"To heal BED, one must learn to reconnect with one's body, feel entitled to have one's feelings, and be able to express them. In addition, distinguishing between physical hunger and emotional voids is key," added Zinn.
'You have to want to get better'
Jennifer Kelman, a licensed master social worker and certified professional coach, says that all eating disorders, including binge eating disorders, are not about food or weight.
"They are about an emotional disconnection to the self," she told Natural News. "When there is this emotional disconnect and feelings come up, they have the potential to overwhelm the individual. Binge eating is a way to 'stuff' these emotions down in an effort to avoid feeling them altogether."

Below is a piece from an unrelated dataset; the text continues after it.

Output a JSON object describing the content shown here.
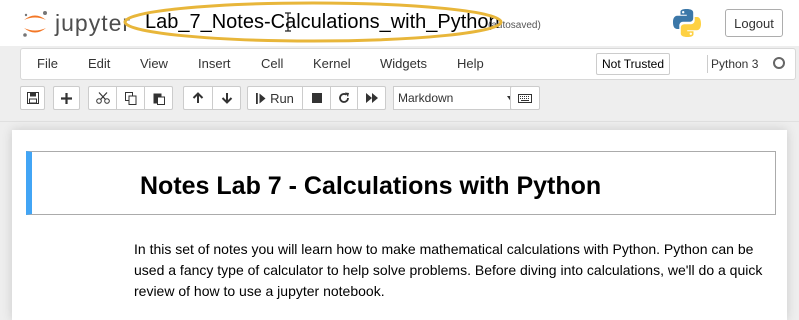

She adds that eating disorders are best treated by specialists in the field, because they have a unique understanding of all aspects of the problem.
"The goal in therapy, and it can take some time, is to reconnect the individuals to their emotional life and let them experience emotion without using food as a way to avoid those emotions," she said. "Recovery is not about never having these moments again, but recognizing the triggers and feeling and dealing with the emotions so that food and body weight preoccupation don't take over."
Jared Scherz, Ph.D., a clinical psychologist in Mt. Laurel, N.J., said in an email to Natural News: "Therapy with me is about a relationship in which the therapist cares for, lends their awareness to, and helps to mobilize the client's resources. Gestalt therapy is about helping a person become more whole, by bringing the parts together to form a more cohesive whole. For people with eating disorders, this generally means helping them to incorporate their body, as opposed to treating it like an unwelcomed intruder."
Kramer says that "early intervention" works best. She also said that, because an eating disorder is an addiction, there can be relapses, even after successful treatment.
But, she added, there are varying degrees of relapse. For instance, a once-off binge might be just that -- a one-time occurrence. But a full-on return to a patient's old overindulgent ways is what she and other experts would consider more of a setback.